WHAT THE EXERCISE ASKS>
Print the records below exactly, and do not carry over any picture.

Excerpts from an interface dataset:
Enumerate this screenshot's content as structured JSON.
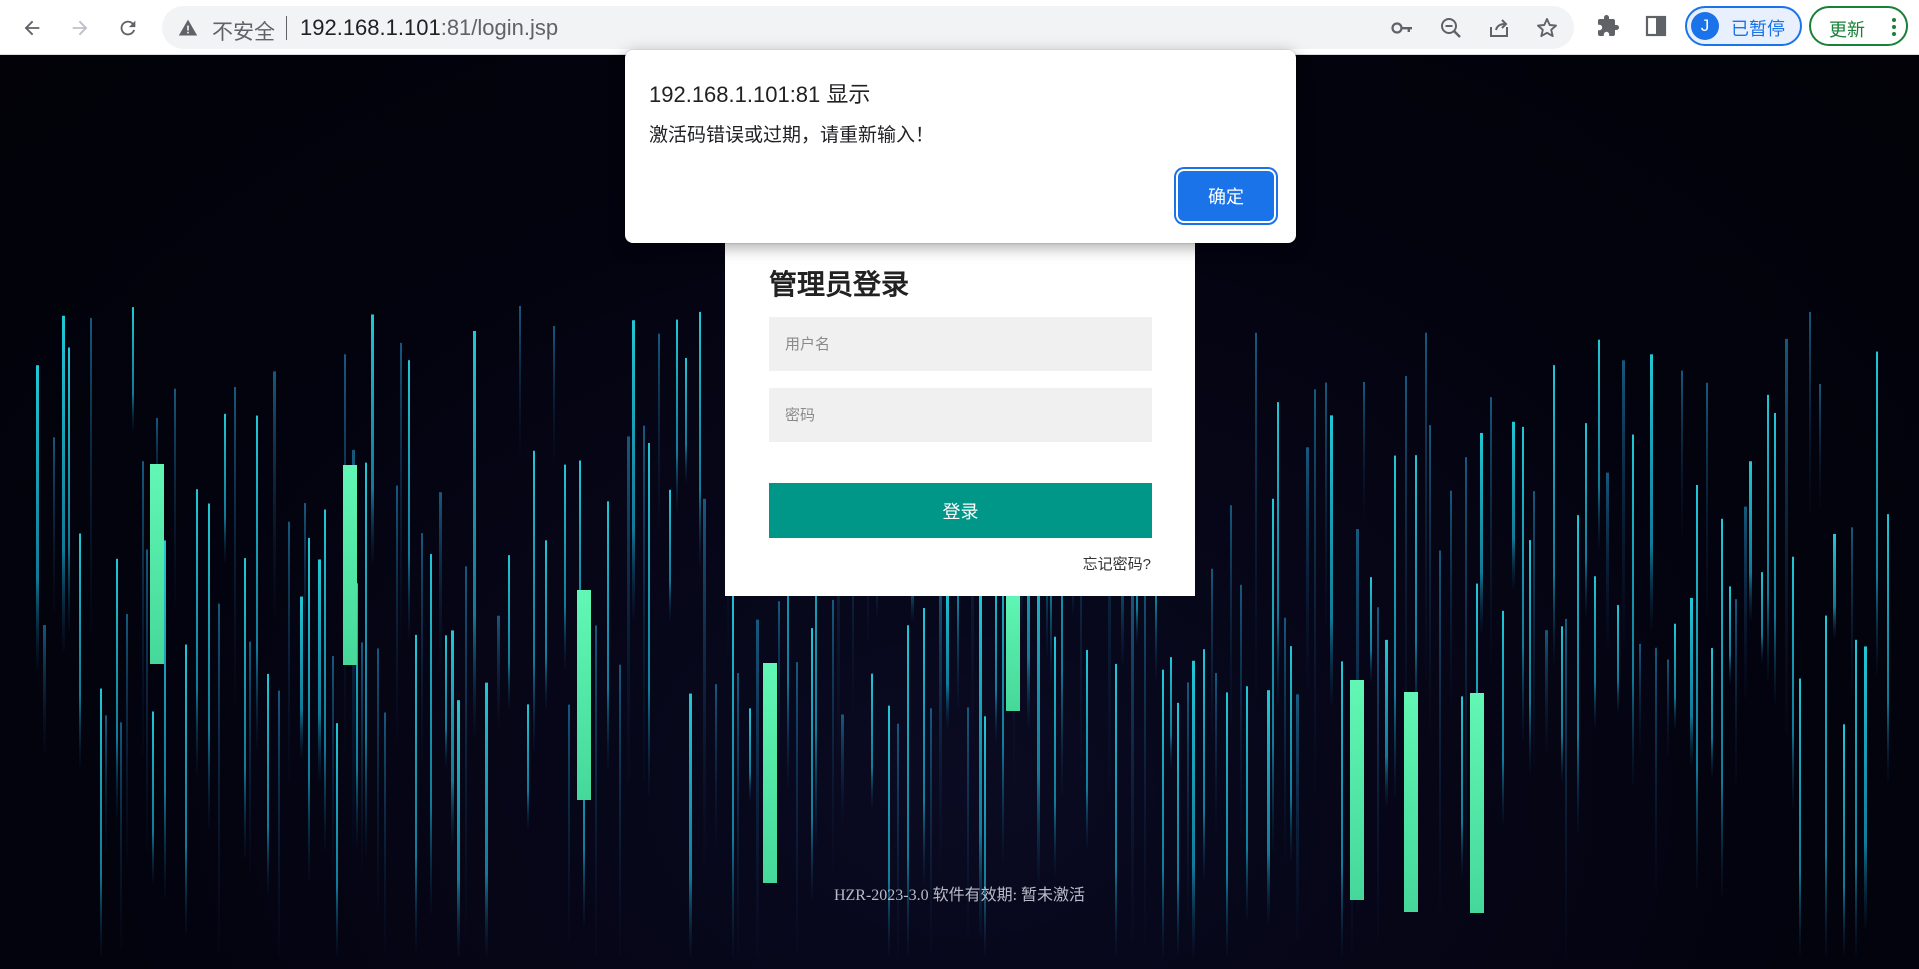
{
  "browser": {
    "security_label": "不安全",
    "url_host": "192.168.1.101",
    "url_rest": ":81/login.jsp",
    "profile_initial": "J",
    "profile_status": "已暂停",
    "update_label": "更新",
    "icons": [
      "back-icon",
      "forward-icon",
      "reload-icon",
      "warning-icon",
      "key-icon",
      "zoom-out-icon",
      "share-icon",
      "star-icon",
      "extensions-icon",
      "side-panel-icon",
      "more-vert-icon"
    ]
  },
  "dialog": {
    "title": "192.168.1.101:81 显示",
    "message": "激活码错误或过期，请重新输入！",
    "ok_label": "确定"
  },
  "login": {
    "title": "管理员登录",
    "username_placeholder": "用户名",
    "password_placeholder": "密码",
    "submit_label": "登录",
    "forgot_label": "忘记密码?"
  },
  "footer": {
    "text": "HZR-2023-3.0 软件有效期: 暂未激活"
  },
  "colors": {
    "primary_button": "#009688",
    "dialog_button": "#1a73e8",
    "bar_bright": "#5cf5b0",
    "bar_cyan": "#1ec8d8"
  }
}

ANSWER TO THIS TASK>
Enumerate this screenshot's content as structured JSON.
{
  "browser": {
    "security_label": "不安全",
    "url_host": "192.168.1.101",
    "url_rest": ":81/login.jsp",
    "profile_initial": "J",
    "profile_status": "已暂停",
    "update_label": "更新",
    "icons": [
      "back-icon",
      "forward-icon",
      "reload-icon",
      "warning-icon",
      "key-icon",
      "zoom-out-icon",
      "share-icon",
      "star-icon",
      "extensions-icon",
      "side-panel-icon",
      "more-vert-icon"
    ]
  },
  "dialog": {
    "title": "192.168.1.101:81 显示",
    "message": "激活码错误或过期，请重新输入！",
    "ok_label": "确定"
  },
  "login": {
    "title": "管理员登录",
    "username_placeholder": "用户名",
    "password_placeholder": "密码",
    "submit_label": "登录",
    "forgot_label": "忘记密码?"
  },
  "footer": {
    "text": "HZR-2023-3.0 软件有效期: 暂未激活"
  },
  "colors": {
    "primary_button": "#009688",
    "dialog_button": "#1a73e8",
    "bar_bright": "#5cf5b0",
    "bar_cyan": "#1ec8d8"
  }
}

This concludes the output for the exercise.